Because the definition of reliability depends on the various product specifications, including the reliability requirements, it is important that they are well understood and properly stated in the product specification. Nothing should be left to interpretation or to be assumed by the reader, unless it is a legitimate design choice. Any operating condition or performance requirement that will affect the reliability value should be nailed down somewhere in the body of this document. To help in the understanding of how the product’s reliability will or should be measured, definitions of failure and MTBF (Mean-Time-Between-Failure) should appear in the reliability specification section. An example of a properly developed reliability specification for a printer follows:

 

Example:

 

The MTBF of the Model X-100 printer shall not be less than 2000 hours, based on the following operating conditions:

 

Power On:  8 hours per day; 168 hours per month

Printing:   25% Duty Cycle;  42 hours per month

Characters Printed:  40 characters per second average; 3.3 million per month

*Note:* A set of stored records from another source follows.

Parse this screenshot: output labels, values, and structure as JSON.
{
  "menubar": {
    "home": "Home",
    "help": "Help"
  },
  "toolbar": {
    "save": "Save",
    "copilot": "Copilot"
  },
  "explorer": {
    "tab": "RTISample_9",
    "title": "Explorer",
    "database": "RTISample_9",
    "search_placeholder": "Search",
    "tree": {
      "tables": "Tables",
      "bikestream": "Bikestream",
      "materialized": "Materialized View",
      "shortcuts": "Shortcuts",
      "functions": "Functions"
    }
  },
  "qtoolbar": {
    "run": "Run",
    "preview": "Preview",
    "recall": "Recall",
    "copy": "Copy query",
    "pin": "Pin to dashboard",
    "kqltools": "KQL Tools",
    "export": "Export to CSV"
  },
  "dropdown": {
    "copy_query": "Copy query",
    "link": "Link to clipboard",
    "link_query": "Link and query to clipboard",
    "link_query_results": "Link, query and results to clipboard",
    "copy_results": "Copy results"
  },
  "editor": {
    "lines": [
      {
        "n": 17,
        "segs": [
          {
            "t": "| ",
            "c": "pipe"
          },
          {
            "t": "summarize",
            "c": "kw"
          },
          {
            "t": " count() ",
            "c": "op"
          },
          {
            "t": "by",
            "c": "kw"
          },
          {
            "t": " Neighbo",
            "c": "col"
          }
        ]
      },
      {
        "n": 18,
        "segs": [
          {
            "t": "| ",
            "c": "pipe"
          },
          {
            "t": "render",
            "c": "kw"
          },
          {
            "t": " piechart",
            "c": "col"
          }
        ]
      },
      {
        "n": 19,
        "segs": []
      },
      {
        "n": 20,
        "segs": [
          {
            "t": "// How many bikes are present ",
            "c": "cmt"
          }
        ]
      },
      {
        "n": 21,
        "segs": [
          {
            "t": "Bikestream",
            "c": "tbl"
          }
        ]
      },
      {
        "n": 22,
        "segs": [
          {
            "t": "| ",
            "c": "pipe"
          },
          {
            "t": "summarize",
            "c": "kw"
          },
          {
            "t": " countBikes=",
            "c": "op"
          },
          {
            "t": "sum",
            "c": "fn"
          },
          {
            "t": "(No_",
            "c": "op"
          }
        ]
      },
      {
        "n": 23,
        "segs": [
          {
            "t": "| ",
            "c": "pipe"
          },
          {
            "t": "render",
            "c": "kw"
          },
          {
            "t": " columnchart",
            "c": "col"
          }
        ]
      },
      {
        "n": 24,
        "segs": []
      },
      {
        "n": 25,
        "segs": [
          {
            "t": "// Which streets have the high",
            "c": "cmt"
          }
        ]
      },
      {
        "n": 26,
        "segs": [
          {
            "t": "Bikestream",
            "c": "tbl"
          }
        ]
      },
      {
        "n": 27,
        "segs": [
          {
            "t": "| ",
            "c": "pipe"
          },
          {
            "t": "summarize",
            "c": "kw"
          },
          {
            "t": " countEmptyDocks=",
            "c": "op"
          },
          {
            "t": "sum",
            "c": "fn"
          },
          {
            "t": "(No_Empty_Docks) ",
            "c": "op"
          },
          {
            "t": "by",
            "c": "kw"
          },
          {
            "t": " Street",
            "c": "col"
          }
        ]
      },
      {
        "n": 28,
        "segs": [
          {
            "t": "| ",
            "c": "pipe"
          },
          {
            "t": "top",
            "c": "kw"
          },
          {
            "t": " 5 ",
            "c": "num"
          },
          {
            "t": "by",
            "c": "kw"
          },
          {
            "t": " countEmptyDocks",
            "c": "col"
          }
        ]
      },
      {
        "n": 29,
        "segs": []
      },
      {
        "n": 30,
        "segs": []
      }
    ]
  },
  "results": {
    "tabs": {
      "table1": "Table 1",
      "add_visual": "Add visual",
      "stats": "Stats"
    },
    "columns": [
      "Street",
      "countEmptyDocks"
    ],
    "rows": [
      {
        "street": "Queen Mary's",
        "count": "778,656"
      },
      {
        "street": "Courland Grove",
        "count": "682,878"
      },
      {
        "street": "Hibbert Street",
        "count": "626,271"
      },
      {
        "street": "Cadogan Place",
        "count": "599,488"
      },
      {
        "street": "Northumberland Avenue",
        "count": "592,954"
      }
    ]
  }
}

Columns and Lines:  40% average density

 

MTBF for purposes of this specification shall be defined as:

 

MTBF = Total Operating Hours for the Period / Total Number of Chargeable Failures

 

Where the total operating hours is the total power on time accumulated for the period during the specified useful life of a population (minimum of 200) of field installed printers, when operated within the specifications stated in this document. To establish a meaningful MTBF, operating hours per unit must be greater than 1000 hours.

 

A failure is defined as the inability of a unit to perform its specified function when operated within the defined limits of the product specification, requiring unscheduled maintenance to restore performance. Failures excluded from MTBF calculations include stoppage or substandard performance caused by operator error, environments beyond specified limits, power source failure, failure of associated supplies and equipment supplied by other vendors, or any other failures not caused by the printer.

 

In this example, a minimum operating time per unit was specified to insure that enough hours have been accumulated to obtain a statistically meaningful MTBF calculation. A minimum population was specified because a specified MTBF is an average value for a large population. Measurements for a small number of units can result in a wide range of values that will not reflect the true reliability level of the product. Some individuals have from time to time requested that manufacturers specify product MTBF requirements to a confidence level, such as 90%. This practice should be avoided because there is no direct relationship between a MTBF specification and confidence levels. The addition of a confidence level statement does not add anything to the specification, and only leads to confusion and a false sense of security by customers. The minimum population requirement is all that is usually required to eliminate small sample size measurement fluctuations. Sample size in this case equals the number of failures and the associated number of operating hours. With a large enough sample, all confidence level values will converge around the true population value. Therefore, it is not necessary to indicate a confidence level.

 

 

 

 

Another misconception that sometimes appears in reliability specifications is the stating of MTBF as a guaranteed life expectancy, or confusing a ‘guaranteed’ MTBF for an extended warranty. Based on a random distribution of failures, 2/3 of the units of a population of units are expected to fail prior to the MTBF value being reached and 1/3 after for an overall average value equal to the MTBF. Therefore, a specified MTBF does not guarantee a cost free failure repair period equal to the MTBF value. A warranty period is a period of time in which the vendor agrees to pay the cost of repairs. The product MTBF certainly helps determine the number of such repairs and should be taken into consideration when setting the warranty period. However, the two should not be confused.

 

 

Bob Bowman

Senior Reliability Consultant

Ops A La Carte